Helen Keller did it and so will I
Dusty and his mom Beth
Helen Keller did it and so will I
by Dusty Roether
I am twelve years old and I am in the seventh grade at Summit Parkway Middle School, in Columbia. I am legally blind and deaf. Sounds scary, doesn’t it?
I was born with a hearing loss and was fitted for my first hearing aids when I was three. When I was five, we were told that I had optic atrophy, which means the optic nerve is damaged. Both my vision and hearing started getting worse to the point where I am today. My mom asked me once if I was scared. I told her "I’m scared, but then I think about what Helen Keller was able to do without any technology. She was able to live a happy life and accomplished a lot. I know with the technology I have to help me, I will too."

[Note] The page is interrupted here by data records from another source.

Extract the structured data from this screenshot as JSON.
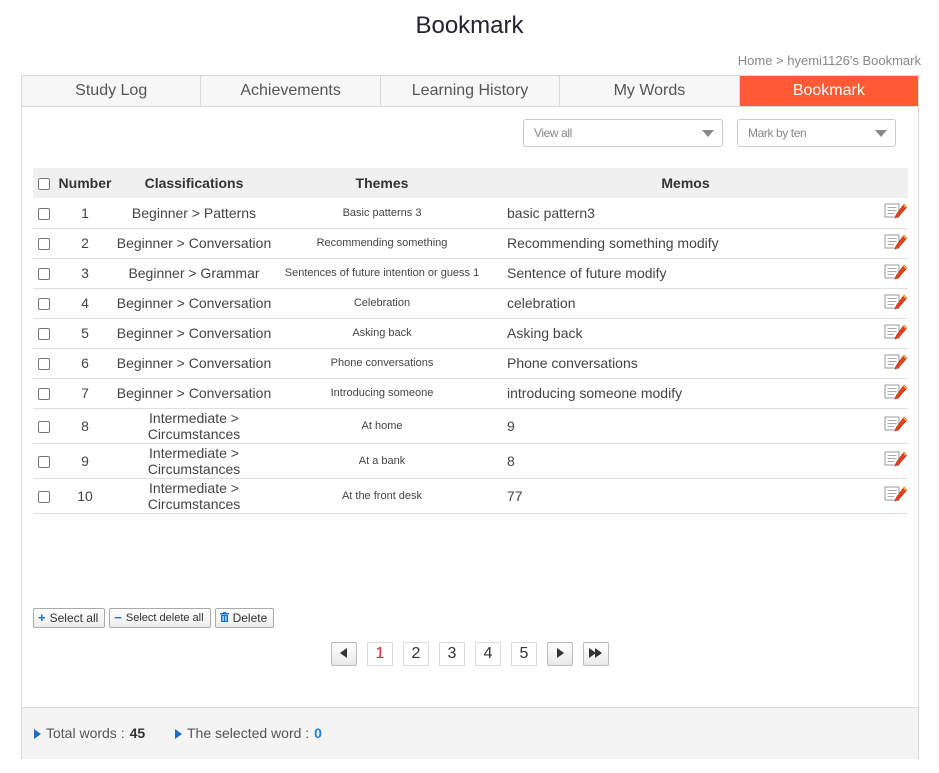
{
  "page": {
    "title": "Bookmark",
    "breadcrumb": "Home > hyemi1126's Bookmark"
  },
  "tabs": [
    {
      "label": "Study Log",
      "active": false
    },
    {
      "label": "Achievements",
      "active": false
    },
    {
      "label": "Learning History",
      "active": false
    },
    {
      "label": "My Words",
      "active": false
    },
    {
      "label": "Bookmark",
      "active": true
    }
  ],
  "filters": {
    "view_selected": "View all",
    "mark_selected": "Mark by ten"
  },
  "table": {
    "headers": {
      "number": "Number",
      "classification": "Classifications",
      "theme": "Themes",
      "memo": "Memos"
    },
    "rows": [
      {
        "number": "1",
        "classification": "Beginner > Patterns",
        "theme": "Basic patterns 3",
        "memo": "basic pattern3"
      },
      {
        "number": "2",
        "classification": "Beginner > Conversation",
        "theme": "Recommending something",
        "memo": "Recommending something modify"
      },
      {
        "number": "3",
        "classification": "Beginner > Grammar",
        "theme": "Sentences of future intention or guess 1",
        "memo": "Sentence of future modify"
      },
      {
        "number": "4",
        "classification": "Beginner > Conversation",
        "theme": "Celebration",
        "memo": "celebration"
      },
      {
        "number": "5",
        "classification": "Beginner > Conversation",
        "theme": "Asking back",
        "memo": "Asking back"
      },
      {
        "number": "6",
        "classification": "Beginner > Conversation",
        "theme": "Phone conversations",
        "memo": "Phone conversations"
      },
      {
        "number": "7",
        "classification": "Beginner > Conversation",
        "theme": "Introducing someone",
        "memo": "introducing someone modify"
      },
      {
        "number": "8",
        "classification": "Intermediate > Circumstances",
        "theme": "At home",
        "memo": "9"
      },
      {
        "number": "9",
        "classification": "Intermediate > Circumstances",
        "theme": "At a bank",
        "memo": "8"
      },
      {
        "number": "10",
        "classification": "Intermediate > Circumstances",
        "theme": "At the front desk",
        "memo": "77"
      }
    ]
  },
  "actions": {
    "select_all": "Select all",
    "select_delete_all": "Select delete all",
    "delete": "Delete"
  },
  "pagination": {
    "pages": [
      "1",
      "2",
      "3",
      "4",
      "5"
    ],
    "current": "1"
  },
  "footer": {
    "total_label": "Total words :",
    "total_value": "45",
    "selected_label": "The selected word :",
    "selected_value": "0"
  },
  "colors": {
    "active_tab": "#ff5a36",
    "link_blue": "#1a7fd6",
    "current_page": "#e3232c"
  }
}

Technology has been part of my life since before I was old enough to know what the word technology meant. The first hearing aids helped me to learn to communicate with my family and friends. And the glasses have helped me to see the world around me and to do what I like best, which is to read. And boy, do I love to read!

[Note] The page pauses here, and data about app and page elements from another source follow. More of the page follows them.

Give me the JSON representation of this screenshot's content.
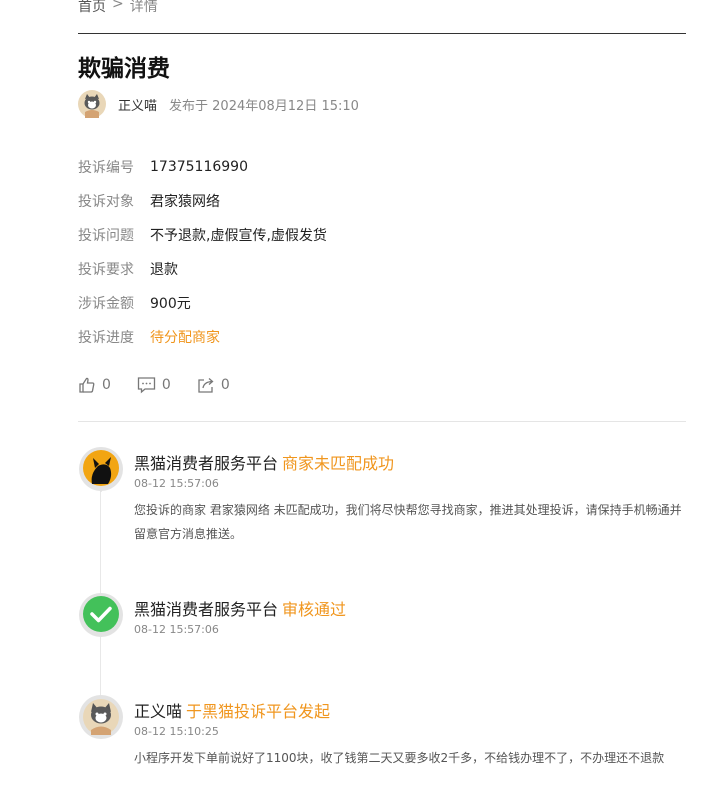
{
  "breadcrumb": {
    "home": "首页",
    "separator": ">",
    "current": "详情"
  },
  "complaint": {
    "title": "欺骗消费",
    "author": "正义喵",
    "published": "发布于 2024年08月12日 15:10",
    "fields": [
      {
        "key": "投诉编号",
        "value": "17375116990"
      },
      {
        "key": "投诉对象",
        "value": "君家猿网络"
      },
      {
        "key": "投诉问题",
        "value": "不予退款,虚假宣传,虚假发货"
      },
      {
        "key": "投诉要求",
        "value": "退款"
      },
      {
        "key": "涉诉金额",
        "value": "900元"
      },
      {
        "key": "投诉进度",
        "value": "待分配商家"
      }
    ],
    "progress_color": "#f0961e"
  },
  "actions": {
    "likes": "0",
    "comments": "0",
    "shares": "0"
  },
  "timeline": [
    {
      "actor": "黑猫消费者服务平台",
      "status": "商家未匹配成功",
      "time": "08-12 15:57:06",
      "desc": "您投诉的商家 君家猿网络 未匹配成功，我们将尽快帮您寻找商家，推进其处理投诉，请保持手机畅通并留意官方消息推送。",
      "icon": "black-cat-icon"
    },
    {
      "actor": "黑猫消费者服务平台",
      "status": "审核通过",
      "time": "08-12 15:57:06",
      "desc": "",
      "icon": "check-icon"
    },
    {
      "actor": "正义喵",
      "status": "于黑猫投诉平台发起",
      "time": "08-12 15:10:25",
      "desc": "小程序开发下单前说好了1100块，收了钱第二天又要多收2千多，不给钱办理不了，不办理还不退款",
      "icon": "user-avatar-icon"
    }
  ]
}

Assistive technology helps me see and hear things that are being taught in school. I use a monocular (like binoculars but with only one lens) to enable me to see things on the board. I use a program called Zoomtext on a large screen monitor that enlarges things on the computer. From the first to the fifth grade, my school provided me with a Phonic Ear system and in the sixth grade, a Free Ear system to help me hear what my teachers are saying. Both systems have a microphone that the teachers wear and this helps me to hear only their voices. This keeps any other noise in the room from interfering with what I need to hear.
As my hearing got worse, the hearing aids got stronger and I was still able to learn and develop. Last year when we were told that the most powerful hearing aids available wouldn’t do me much good, technology saved the day. On April 24th of this year, I received a cochlear implant. The cochlear implant is an electronic device that is placed by surgery into the inner ear. There is a microphone that connects by a magnet onto the side of the head that the implant is on. The microphone is connected to a speech processor that allows sound to go through the implant and this is how I hear.
For me, the cochlear implant is a miracle. I decided to do my own research on the implant. I went on the Internet and found out a lot of information about it. My parents, my sister and I talked about it together and we decided that I should get it.
I was really scared about the implant before I got it. The surgery was frightening, but it went well. I couldn’t wear a hearing aid in that ear and I had to wait one month before they could turn it on. The ear had to have time to heal. When it was turned on, I didn’t like it. It sounded very weird. But soon I began to love it. It was exciting. Every day, I heard things I’d always dreamed to hear. There were so many things I couldn’t wait to hear. Last year, in school, I was in a bird study group. My biggest problem was not being able to hear the birds. And, sure enough, a month after the implant was turned on, I heard something. I didn’t recognize it. I’d never heard it before. I asked my mom, "What is that?" Her face lit up and she told me, "That was the birds! You heard the birds!"
We have two cats, a male and a female. The male purrs like distant thunder. But the female purrs like the fan in a quiet computer. With my implant, I heard the female cat purring. We went to a noisy restaurant one night after I got my implant. I usually have a hard time at this restaurant. But this time, I heard my parents and sister talking as if the restaurant was deserted. Before I got my implant, I had a hard time hearing phones ringing. Now, I’m glad to tell you - the phone’s ringing is annoying! Many things are getting louder and more understandable. All this is due to technology, technology, and more technology.
This year in school, I still use an amplifying system that works with my cochlear implant. My teachers still wear a microphone, but I use a speaker that I carry from class to class. The speaker is the size of a lunch box (cool, huh?) and fits on my desk. Starting seventh grade has been better with my new ear.
I have really appreciated the help of the SC Assistive Technology Program. Their staff has helped me research options and communicated directly with school people about my needs. They’ve been out to my house and they have become real friends to me. I feel more secure, knowing that I can always call on them for help.
When I am scared about my situation, I think about Helen Keller. She is like a hero to me. I think about how brave she was. I think about what life must have been like for her. And then, I’m not so scared.
Reprinted from the South Carolina Assistive Technology Program’s Assistive Technology News, October 2000